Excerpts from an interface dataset
BEGIN

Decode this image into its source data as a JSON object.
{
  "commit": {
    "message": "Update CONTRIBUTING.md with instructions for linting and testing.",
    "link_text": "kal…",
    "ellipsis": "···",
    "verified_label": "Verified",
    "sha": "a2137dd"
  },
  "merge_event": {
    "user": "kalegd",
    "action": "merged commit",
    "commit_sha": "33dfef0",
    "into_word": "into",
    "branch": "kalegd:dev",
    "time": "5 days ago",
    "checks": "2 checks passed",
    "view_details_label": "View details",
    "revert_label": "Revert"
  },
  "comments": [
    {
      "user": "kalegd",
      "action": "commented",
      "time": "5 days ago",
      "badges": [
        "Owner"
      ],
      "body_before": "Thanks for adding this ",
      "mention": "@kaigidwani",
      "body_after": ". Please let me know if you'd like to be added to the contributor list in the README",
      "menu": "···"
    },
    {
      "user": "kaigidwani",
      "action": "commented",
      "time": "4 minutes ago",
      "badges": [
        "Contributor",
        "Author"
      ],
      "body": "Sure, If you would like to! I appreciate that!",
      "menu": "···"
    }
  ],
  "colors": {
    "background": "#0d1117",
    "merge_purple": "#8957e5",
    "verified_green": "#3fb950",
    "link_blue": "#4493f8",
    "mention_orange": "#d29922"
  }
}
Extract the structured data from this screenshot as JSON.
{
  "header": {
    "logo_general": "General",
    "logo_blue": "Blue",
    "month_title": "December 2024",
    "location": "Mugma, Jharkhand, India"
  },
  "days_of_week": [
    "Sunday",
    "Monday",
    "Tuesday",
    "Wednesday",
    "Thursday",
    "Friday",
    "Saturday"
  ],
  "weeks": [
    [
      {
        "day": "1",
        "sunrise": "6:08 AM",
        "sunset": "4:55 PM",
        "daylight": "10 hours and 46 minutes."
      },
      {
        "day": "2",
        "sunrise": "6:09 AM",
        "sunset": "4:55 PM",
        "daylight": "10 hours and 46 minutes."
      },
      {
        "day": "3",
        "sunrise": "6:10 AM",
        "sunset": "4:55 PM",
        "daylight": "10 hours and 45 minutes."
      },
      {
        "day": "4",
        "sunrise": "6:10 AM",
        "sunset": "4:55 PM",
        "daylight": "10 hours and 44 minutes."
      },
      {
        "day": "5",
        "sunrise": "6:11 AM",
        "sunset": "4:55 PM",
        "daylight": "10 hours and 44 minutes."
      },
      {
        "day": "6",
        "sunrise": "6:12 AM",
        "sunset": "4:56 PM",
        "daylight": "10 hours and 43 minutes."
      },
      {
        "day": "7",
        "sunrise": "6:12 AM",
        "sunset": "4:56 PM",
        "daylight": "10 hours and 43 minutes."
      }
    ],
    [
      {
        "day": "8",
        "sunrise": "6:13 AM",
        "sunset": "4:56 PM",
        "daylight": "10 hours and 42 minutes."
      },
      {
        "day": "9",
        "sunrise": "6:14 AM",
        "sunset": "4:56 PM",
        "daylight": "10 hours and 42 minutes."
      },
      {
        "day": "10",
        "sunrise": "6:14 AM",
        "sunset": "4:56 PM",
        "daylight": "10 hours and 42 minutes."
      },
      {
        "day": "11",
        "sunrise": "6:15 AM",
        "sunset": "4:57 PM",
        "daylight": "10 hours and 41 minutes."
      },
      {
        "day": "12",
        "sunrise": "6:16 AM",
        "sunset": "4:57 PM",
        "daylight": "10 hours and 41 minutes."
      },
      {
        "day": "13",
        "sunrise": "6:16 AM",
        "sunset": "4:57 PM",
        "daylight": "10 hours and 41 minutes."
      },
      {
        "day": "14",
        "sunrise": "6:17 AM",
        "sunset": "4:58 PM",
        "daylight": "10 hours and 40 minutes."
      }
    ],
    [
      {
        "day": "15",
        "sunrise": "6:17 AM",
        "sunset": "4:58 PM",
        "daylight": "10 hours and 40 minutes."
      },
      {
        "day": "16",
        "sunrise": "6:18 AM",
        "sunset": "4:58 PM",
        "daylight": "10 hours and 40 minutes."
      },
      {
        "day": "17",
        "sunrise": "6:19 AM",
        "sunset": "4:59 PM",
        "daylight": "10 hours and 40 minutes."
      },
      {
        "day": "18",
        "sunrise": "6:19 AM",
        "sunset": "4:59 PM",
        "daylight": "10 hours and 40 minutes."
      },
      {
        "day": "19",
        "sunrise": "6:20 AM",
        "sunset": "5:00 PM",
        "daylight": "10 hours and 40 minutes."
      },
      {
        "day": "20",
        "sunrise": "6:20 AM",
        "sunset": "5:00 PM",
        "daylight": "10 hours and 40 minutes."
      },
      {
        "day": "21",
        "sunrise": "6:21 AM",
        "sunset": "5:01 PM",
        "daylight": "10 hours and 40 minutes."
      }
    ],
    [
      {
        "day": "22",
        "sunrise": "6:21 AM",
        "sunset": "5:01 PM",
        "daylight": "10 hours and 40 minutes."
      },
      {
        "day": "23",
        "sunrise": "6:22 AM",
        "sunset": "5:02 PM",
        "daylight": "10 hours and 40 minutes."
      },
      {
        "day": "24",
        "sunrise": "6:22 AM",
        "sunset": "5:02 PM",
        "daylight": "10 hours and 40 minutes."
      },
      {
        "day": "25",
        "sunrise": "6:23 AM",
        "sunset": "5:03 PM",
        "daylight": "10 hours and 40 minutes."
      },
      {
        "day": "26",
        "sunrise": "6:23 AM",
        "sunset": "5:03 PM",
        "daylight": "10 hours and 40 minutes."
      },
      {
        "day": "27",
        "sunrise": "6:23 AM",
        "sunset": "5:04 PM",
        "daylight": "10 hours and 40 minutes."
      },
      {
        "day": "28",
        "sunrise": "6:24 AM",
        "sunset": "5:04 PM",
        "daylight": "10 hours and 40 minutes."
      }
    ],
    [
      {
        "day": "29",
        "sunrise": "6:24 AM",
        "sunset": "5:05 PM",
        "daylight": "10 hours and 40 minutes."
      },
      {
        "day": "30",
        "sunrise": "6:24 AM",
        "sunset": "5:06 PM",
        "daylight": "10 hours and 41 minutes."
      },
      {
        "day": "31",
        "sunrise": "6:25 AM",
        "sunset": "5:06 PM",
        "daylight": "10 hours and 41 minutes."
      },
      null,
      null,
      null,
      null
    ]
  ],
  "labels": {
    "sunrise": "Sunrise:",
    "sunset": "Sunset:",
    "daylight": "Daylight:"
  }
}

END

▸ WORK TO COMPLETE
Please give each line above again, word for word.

▸ PROBLEM SOLUTION
Decode this image into its source data as a JSON object.
{
  "commit": {
    "message": "Update CONTRIBUTING.md with instructions for linting and testing.",
    "link_text": "kal…",
    "ellipsis": "···",
    "verified_label": "Verified",
    "sha": "a2137dd"
  },
  "merge_event": {
    "user": "kalegd",
    "action": "merged commit",
    "commit_sha": "33dfef0",
    "into_word": "into",
    "branch": "kalegd:dev",
    "time": "5 days ago",
    "checks": "2 checks passed",
    "view_details_label": "View details",
    "revert_label": "Revert"
  },
  "comments": [
    {
      "user": "kalegd",
      "action": "commented",
      "time": "5 days ago",
      "badges": [
        "Owner"
      ],
      "body_before": "Thanks for adding this ",
      "mention": "@kaigidwani",
      "body_after": ". Please let me know if you'd like to be added to the contributor list in the README",
      "menu": "···"
    },
    {
      "user": "kaigidwani",
      "action": "commented",
      "time": "4 minutes ago",
      "badges": [
        "Contributor",
        "Author"
      ],
      "body": "Sure, If you would like to! I appreciate that!",
      "menu": "···"
    }
  ],
  "colors": {
    "background": "#0d1117",
    "merge_purple": "#8957e5",
    "verified_green": "#3fb950",
    "link_blue": "#4493f8",
    "mention_orange": "#d29922"
  }
}
Extract the structured data from this screenshot as JSON.
{
  "header": {
    "logo_general": "General",
    "logo_blue": "Blue",
    "month_title": "December 2024",
    "location": "Mugma, Jharkhand, India"
  },
  "days_of_week": [
    "Sunday",
    "Monday",
    "Tuesday",
    "Wednesday",
    "Thursday",
    "Friday",
    "Saturday"
  ],
  "weeks": [
    [
      {
        "day": "1",
        "sunrise": "6:08 AM",
        "sunset": "4:55 PM",
        "daylight": "10 hours and 46 minutes."
      },
      {
        "day": "2",
        "sunrise": "6:09 AM",
        "sunset": "4:55 PM",
        "daylight": "10 hours and 46 minutes."
      },
      {
        "day": "3",
        "sunrise": "6:10 AM",
        "sunset": "4:55 PM",
        "daylight": "10 hours and 45 minutes."
      },
      {
        "day": "4",
        "sunrise": "6:10 AM",
        "sunset": "4:55 PM",
        "daylight": "10 hours and 44 minutes."
      },
      {
        "day": "5",
        "sunrise": "6:11 AM",
        "sunset": "4:55 PM",
        "daylight": "10 hours and 44 minutes."
      },
      {
        "day": "6",
        "sunrise": "6:12 AM",
        "sunset": "4:56 PM",
        "daylight": "10 hours and 43 minutes."
      },
      {
        "day": "7",
        "sunrise": "6:12 AM",
        "sunset": "4:56 PM",
        "daylight": "10 hours and 43 minutes."
      }
    ],
    [
      {
        "day": "8",
        "sunrise": "6:13 AM",
        "sunset": "4:56 PM",
        "daylight": "10 hours and 42 minutes."
      },
      {
        "day": "9",
        "sunrise": "6:14 AM",
        "sunset": "4:56 PM",
        "daylight": "10 hours and 42 minutes."
      },
      {
        "day": "10",
        "sunrise": "6:14 AM",
        "sunset": "4:56 PM",
        "daylight": "10 hours and 42 minutes."
      },
      {
        "day": "11",
        "sunrise": "6:15 AM",
        "sunset": "4:57 PM",
        "daylight": "10 hours and 41 minutes."
      },
      {
        "day": "12",
        "sunrise": "6:16 AM",
        "sunset": "4:57 PM",
        "daylight": "10 hours and 41 minutes."
      },
      {
        "day": "13",
        "sunrise": "6:16 AM",
        "sunset": "4:57 PM",
        "daylight": "10 hours and 41 minutes."
      },
      {
        "day": "14",
        "sunrise": "6:17 AM",
        "sunset": "4:58 PM",
        "daylight": "10 hours and 40 minutes."
      }
    ],
    [
      {
        "day": "15",
        "sunrise": "6:17 AM",
        "sunset": "4:58 PM",
        "daylight": "10 hours and 40 minutes."
      },
      {
        "day": "16",
        "sunrise": "6:18 AM",
        "sunset": "4:58 PM",
        "daylight": "10 hours and 40 minutes."
      },
      {
        "day": "17",
        "sunrise": "6:19 AM",
        "sunset": "4:59 PM",
        "daylight": "10 hours and 40 minutes."
      },
      {
        "day": "18",
        "sunrise": "6:19 AM",
        "sunset": "4:59 PM",
        "daylight": "10 hours and 40 minutes."
      },
      {
        "day": "19",
        "sunrise": "6:20 AM",
        "sunset": "5:00 PM",
        "daylight": "10 hours and 40 minutes."
      },
      {
        "day": "20",
        "sunrise": "6:20 AM",
        "sunset": "5:00 PM",
        "daylight": "10 hours and 40 minutes."
      },
      {
        "day": "21",
        "sunrise": "6:21 AM",
        "sunset": "5:01 PM",
        "daylight": "10 hours and 40 minutes."
      }
    ],
    [
      {
        "day": "22",
        "sunrise": "6:21 AM",
        "sunset": "5:01 PM",
        "daylight": "10 hours and 40 minutes."
      },
      {
        "day": "23",
        "sunrise": "6:22 AM",
        "sunset": "5:02 PM",
        "daylight": "10 hours and 40 minutes."
      },
      {
        "day": "24",
        "sunrise": "6:22 AM",
        "sunset": "5:02 PM",
        "daylight": "10 hours and 40 minutes."
      },
      {
        "day": "25",
        "sunrise": "6:23 AM",
        "sunset": "5:03 PM",
        "daylight": "10 hours and 40 minutes."
      },
      {
        "day": "26",
        "sunrise": "6:23 AM",
        "sunset": "5:03 PM",
        "daylight": "10 hours and 40 minutes."
      },
      {
        "day": "27",
        "sunrise": "6:23 AM",
        "sunset": "5:04 PM",
        "daylight": "10 hours and 40 minutes."
      },
      {
        "day": "28",
        "sunrise": "6:24 AM",
        "sunset": "5:04 PM",
        "daylight": "10 hours and 40 minutes."
      }
    ],
    [
      {
        "day": "29",
        "sunrise": "6:24 AM",
        "sunset": "5:05 PM",
        "daylight": "10 hours and 40 minutes."
      },
      {
        "day": "30",
        "sunrise": "6:24 AM",
        "sunset": "5:06 PM",
        "daylight": "10 hours and 41 minutes."
      },
      {
        "day": "31",
        "sunrise": "6:25 AM",
        "sunset": "5:06 PM",
        "daylight": "10 hours and 41 minutes."
      },
      null,
      null,
      null,
      null
    ]
  ],
  "labels": {
    "sunrise": "Sunrise:",
    "sunset": "Sunset:",
    "daylight": "Daylight:"
  }
}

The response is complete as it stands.